EXERCISE DETAILS: Provide a verbatim copy of all the records below, leaving the images out.
□ □ □ □
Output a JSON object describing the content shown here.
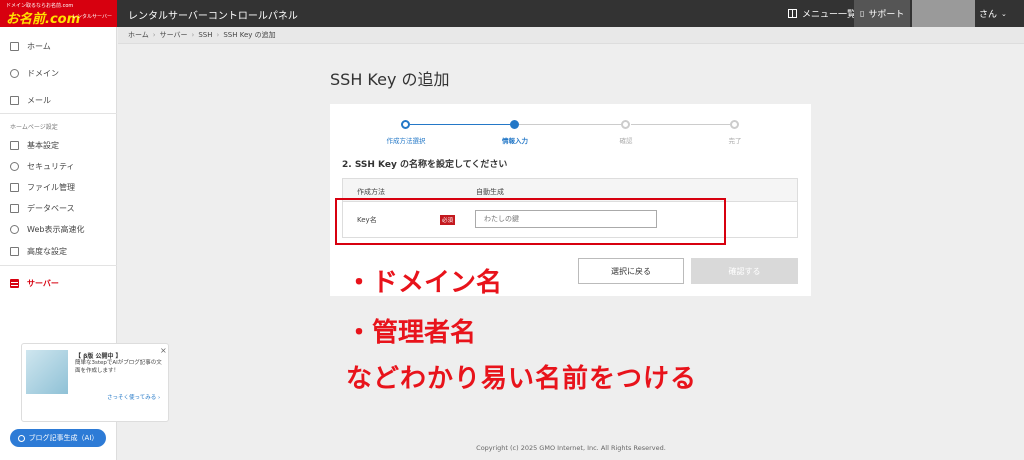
{
  "header": {
    "logo_tagline": "ドメイン取るならお名前.com",
    "logo_brand": "お名前.com",
    "logo_sub": "レンタルサーバー",
    "app_title": "レンタルサーバーコントロールパネル",
    "menu_label": "メニュー一覧",
    "support_label": "サポート",
    "user_suffix": "さん"
  },
  "sidebar": {
    "items": [
      {
        "label": "ホーム",
        "icon": "home-icon"
      },
      {
        "label": "ドメイン",
        "icon": "domain-icon"
      },
      {
        "label": "メール",
        "icon": "mail-icon"
      },
      {
        "label": "基本設定",
        "icon": "monitor-icon"
      },
      {
        "label": "セキュリティ",
        "icon": "shield-icon"
      },
      {
        "label": "ファイル管理",
        "icon": "file-icon"
      },
      {
        "label": "データベース",
        "icon": "database-icon"
      },
      {
        "label": "Web表示高速化",
        "icon": "speed-icon"
      },
      {
        "label": "高度な設定",
        "icon": "settings-icon"
      },
      {
        "label": "サーバー",
        "icon": "server-icon"
      }
    ],
    "section_label": "ホームページ設定",
    "active_item": "サーバー"
  },
  "promo": {
    "title": "【 β版 公開中 】",
    "text": "簡単な3stepでAIがブログ記事の文面を作成します！",
    "link": "さっそく使ってみる ›",
    "ai_button": "ブログ記事生成（AI）"
  },
  "breadcrumb": [
    "ホーム",
    "サーバー",
    "SSH",
    "SSH Key の追加"
  ],
  "main": {
    "page_title": "SSH Key の追加",
    "steps": [
      {
        "label": "作成方法選択",
        "state": "done"
      },
      {
        "label": "情報入力",
        "state": "current"
      },
      {
        "label": "確認",
        "state": "todo"
      },
      {
        "label": "完了",
        "state": "todo"
      }
    ],
    "section_title": "2. SSH Key の名称を設定してください",
    "row1_label": "作成方法",
    "row1_value": "自動生成",
    "row2_label": "Key名",
    "required_badge": "必須",
    "key_placeholder": "わたしの鍵",
    "back_button": "選択に戻る",
    "confirm_button": "確認する"
  },
  "annotations": {
    "line1": "・ドメイン名",
    "line2": "・管理者名",
    "line3": "などわかり易い名前をつける"
  },
  "footer": "Copyright (c) 2025 GMO Internet, Inc. All Rights Reserved.",
  "colors": {
    "brand_red": "#d7000f",
    "topbar": "#333333",
    "accent_blue": "#2478c7",
    "annotation_red": "#e8131b"
  }
}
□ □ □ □
ANSWER TO THE EXERCISE:
Output a JSON object describing the content shown here.
{
  "header": {
    "logo_tagline": "ドメイン取るならお名前.com",
    "logo_brand": "お名前.com",
    "logo_sub": "レンタルサーバー",
    "app_title": "レンタルサーバーコントロールパネル",
    "menu_label": "メニュー一覧",
    "support_label": "サポート",
    "user_suffix": "さん"
  },
  "sidebar": {
    "items": [
      {
        "label": "ホーム",
        "icon": "home-icon"
      },
      {
        "label": "ドメイン",
        "icon": "domain-icon"
      },
      {
        "label": "メール",
        "icon": "mail-icon"
      },
      {
        "label": "基本設定",
        "icon": "monitor-icon"
      },
      {
        "label": "セキュリティ",
        "icon": "shield-icon"
      },
      {
        "label": "ファイル管理",
        "icon": "file-icon"
      },
      {
        "label": "データベース",
        "icon": "database-icon"
      },
      {
        "label": "Web表示高速化",
        "icon": "speed-icon"
      },
      {
        "label": "高度な設定",
        "icon": "settings-icon"
      },
      {
        "label": "サーバー",
        "icon": "server-icon"
      }
    ],
    "section_label": "ホームページ設定",
    "active_item": "サーバー"
  },
  "promo": {
    "title": "【 β版 公開中 】",
    "text": "簡単な3stepでAIがブログ記事の文面を作成します！",
    "link": "さっそく使ってみる ›",
    "ai_button": "ブログ記事生成（AI）"
  },
  "breadcrumb": [
    "ホーム",
    "サーバー",
    "SSH",
    "SSH Key の追加"
  ],
  "main": {
    "page_title": "SSH Key の追加",
    "steps": [
      {
        "label": "作成方法選択",
        "state": "done"
      },
      {
        "label": "情報入力",
        "state": "current"
      },
      {
        "label": "確認",
        "state": "todo"
      },
      {
        "label": "完了",
        "state": "todo"
      }
    ],
    "section_title": "2. SSH Key の名称を設定してください",
    "row1_label": "作成方法",
    "row1_value": "自動生成",
    "row2_label": "Key名",
    "required_badge": "必須",
    "key_placeholder": "わたしの鍵",
    "back_button": "選択に戻る",
    "confirm_button": "確認する"
  },
  "annotations": {
    "line1": "・ドメイン名",
    "line2": "・管理者名",
    "line3": "などわかり易い名前をつける"
  },
  "footer": "Copyright (c) 2025 GMO Internet, Inc. All Rights Reserved.",
  "colors": {
    "brand_red": "#d7000f",
    "topbar": "#333333",
    "accent_blue": "#2478c7",
    "annotation_red": "#e8131b"
  }
}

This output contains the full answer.